This database consists of an index to Jewish names among the applications for Emergency Passports made at various U.S. Consular Posts in the period of 1915-1926.
Although passports were not required for U.S. citizens who were returning home from travel abroad until 1918, after U.S. entry into World War I, passports were useful as a means of identification and protection while traveling outside the U.S. Congress authorized U.S. consular posts to issue Emergency Passports which were, generally, issued if the passport of a U.S. citizen traveling abroad, was lost or stolen. However, this type of passport came to have special, and, perhaps, Congressionally unintended significance for the wives and children of naturalized citizens who had not yet joined their husbands and fathers in the United States.

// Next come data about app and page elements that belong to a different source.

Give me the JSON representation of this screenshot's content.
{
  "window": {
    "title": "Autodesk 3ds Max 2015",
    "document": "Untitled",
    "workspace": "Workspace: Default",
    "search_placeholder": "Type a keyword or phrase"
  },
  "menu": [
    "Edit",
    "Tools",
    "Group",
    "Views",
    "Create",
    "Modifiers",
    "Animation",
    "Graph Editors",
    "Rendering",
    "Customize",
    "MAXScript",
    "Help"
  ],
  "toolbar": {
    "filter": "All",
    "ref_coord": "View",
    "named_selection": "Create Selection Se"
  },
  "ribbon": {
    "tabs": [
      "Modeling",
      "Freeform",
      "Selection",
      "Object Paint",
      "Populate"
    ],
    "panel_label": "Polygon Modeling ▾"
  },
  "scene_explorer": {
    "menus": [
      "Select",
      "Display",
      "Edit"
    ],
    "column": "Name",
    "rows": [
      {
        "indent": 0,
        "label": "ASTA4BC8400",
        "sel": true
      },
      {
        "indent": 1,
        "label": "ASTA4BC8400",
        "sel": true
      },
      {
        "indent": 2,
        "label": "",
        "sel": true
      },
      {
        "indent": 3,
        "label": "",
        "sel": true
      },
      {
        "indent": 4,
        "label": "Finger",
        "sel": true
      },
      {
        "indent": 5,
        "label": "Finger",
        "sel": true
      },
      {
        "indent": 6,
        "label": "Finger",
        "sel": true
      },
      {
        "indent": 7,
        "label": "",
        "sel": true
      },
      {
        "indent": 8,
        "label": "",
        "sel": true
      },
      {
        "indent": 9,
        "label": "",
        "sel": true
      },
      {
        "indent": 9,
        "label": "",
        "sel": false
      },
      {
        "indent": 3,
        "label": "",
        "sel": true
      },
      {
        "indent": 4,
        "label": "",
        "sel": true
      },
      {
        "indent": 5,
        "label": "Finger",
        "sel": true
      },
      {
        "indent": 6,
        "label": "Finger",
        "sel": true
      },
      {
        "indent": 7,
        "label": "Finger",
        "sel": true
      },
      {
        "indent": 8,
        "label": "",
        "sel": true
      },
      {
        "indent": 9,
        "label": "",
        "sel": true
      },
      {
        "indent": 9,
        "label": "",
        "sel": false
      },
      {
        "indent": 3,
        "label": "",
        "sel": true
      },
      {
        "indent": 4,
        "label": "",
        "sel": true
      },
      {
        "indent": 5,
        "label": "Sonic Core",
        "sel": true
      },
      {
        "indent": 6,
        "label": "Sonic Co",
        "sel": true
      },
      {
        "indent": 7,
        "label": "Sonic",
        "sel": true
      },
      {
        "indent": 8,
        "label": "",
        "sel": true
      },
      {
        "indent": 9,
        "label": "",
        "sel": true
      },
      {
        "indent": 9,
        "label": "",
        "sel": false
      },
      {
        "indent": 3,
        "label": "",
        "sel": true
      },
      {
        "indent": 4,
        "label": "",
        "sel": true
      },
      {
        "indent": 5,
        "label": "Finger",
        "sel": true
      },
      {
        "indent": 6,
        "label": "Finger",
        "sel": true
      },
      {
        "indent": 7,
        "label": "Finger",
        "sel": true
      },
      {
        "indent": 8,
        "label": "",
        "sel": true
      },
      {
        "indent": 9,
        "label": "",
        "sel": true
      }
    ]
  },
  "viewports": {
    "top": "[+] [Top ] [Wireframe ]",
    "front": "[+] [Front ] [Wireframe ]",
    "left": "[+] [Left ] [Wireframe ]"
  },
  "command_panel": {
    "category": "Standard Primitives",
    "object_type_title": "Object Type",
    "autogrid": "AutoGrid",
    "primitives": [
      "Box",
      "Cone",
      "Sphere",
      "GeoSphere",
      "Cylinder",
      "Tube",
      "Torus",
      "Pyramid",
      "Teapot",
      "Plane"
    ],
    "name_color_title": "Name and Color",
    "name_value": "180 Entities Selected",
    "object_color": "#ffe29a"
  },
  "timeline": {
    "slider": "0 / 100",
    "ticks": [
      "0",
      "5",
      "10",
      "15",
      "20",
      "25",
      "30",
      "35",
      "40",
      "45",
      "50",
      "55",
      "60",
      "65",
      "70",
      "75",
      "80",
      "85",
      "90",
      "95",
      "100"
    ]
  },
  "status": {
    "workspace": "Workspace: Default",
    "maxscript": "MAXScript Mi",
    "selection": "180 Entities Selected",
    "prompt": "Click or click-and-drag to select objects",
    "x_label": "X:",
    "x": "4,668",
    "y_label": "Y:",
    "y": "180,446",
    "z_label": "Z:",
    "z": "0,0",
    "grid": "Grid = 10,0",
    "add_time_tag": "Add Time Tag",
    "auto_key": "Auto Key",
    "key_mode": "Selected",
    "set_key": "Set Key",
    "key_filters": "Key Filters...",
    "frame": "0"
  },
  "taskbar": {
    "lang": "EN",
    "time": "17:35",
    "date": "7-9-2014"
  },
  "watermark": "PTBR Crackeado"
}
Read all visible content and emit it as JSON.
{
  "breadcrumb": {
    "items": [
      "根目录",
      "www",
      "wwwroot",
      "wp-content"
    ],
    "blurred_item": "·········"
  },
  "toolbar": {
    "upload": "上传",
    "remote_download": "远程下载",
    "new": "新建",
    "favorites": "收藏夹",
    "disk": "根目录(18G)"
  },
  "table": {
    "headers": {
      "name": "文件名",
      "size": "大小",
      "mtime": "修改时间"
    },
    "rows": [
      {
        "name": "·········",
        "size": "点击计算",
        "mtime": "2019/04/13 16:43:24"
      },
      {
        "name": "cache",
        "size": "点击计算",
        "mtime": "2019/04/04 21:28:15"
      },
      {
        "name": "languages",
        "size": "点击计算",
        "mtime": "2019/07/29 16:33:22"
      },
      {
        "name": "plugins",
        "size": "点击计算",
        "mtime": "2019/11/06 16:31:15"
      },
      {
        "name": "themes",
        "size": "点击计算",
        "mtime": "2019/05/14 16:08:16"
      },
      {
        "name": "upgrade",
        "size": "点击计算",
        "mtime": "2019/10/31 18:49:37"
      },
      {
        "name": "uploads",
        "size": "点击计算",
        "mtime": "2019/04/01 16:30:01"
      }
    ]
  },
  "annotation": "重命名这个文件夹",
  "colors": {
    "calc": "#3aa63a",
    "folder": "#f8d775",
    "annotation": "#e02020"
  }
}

Prior to September 1922, women could not become U.S. citizens in their own right, with some special exceptions, usually requiring Congressional intervention. However, foreign-born women and children automatically became citizens when they married a native-born U.S. citizen or when he became a naturalized citizen. Minor children of these native born or naturalized fathers also received derived citizenship.
Because these wives and minor children of a U.S. citizen had derivative citizenship, they could present themselves at the nearest U.S. Consular Post and apply for an Emergency Passport for themselves and their minor children.
About the Database:
Here is a description of fields in the Emergency Passport Applications database:
- Surname, Given Name — Last name and first name(s) of the individual whose name appears in the original document
- Birthplace — Place of birth (town and country)
- Country — Country where application was made
- Box # / Book # — Two numbers, indication that Box and Book numbers. (Ignore the zeros in front of the number)
- Page / Application # — The number in this column refers either to the page number or the number given to the document. (Ignore the zeros in front of the number)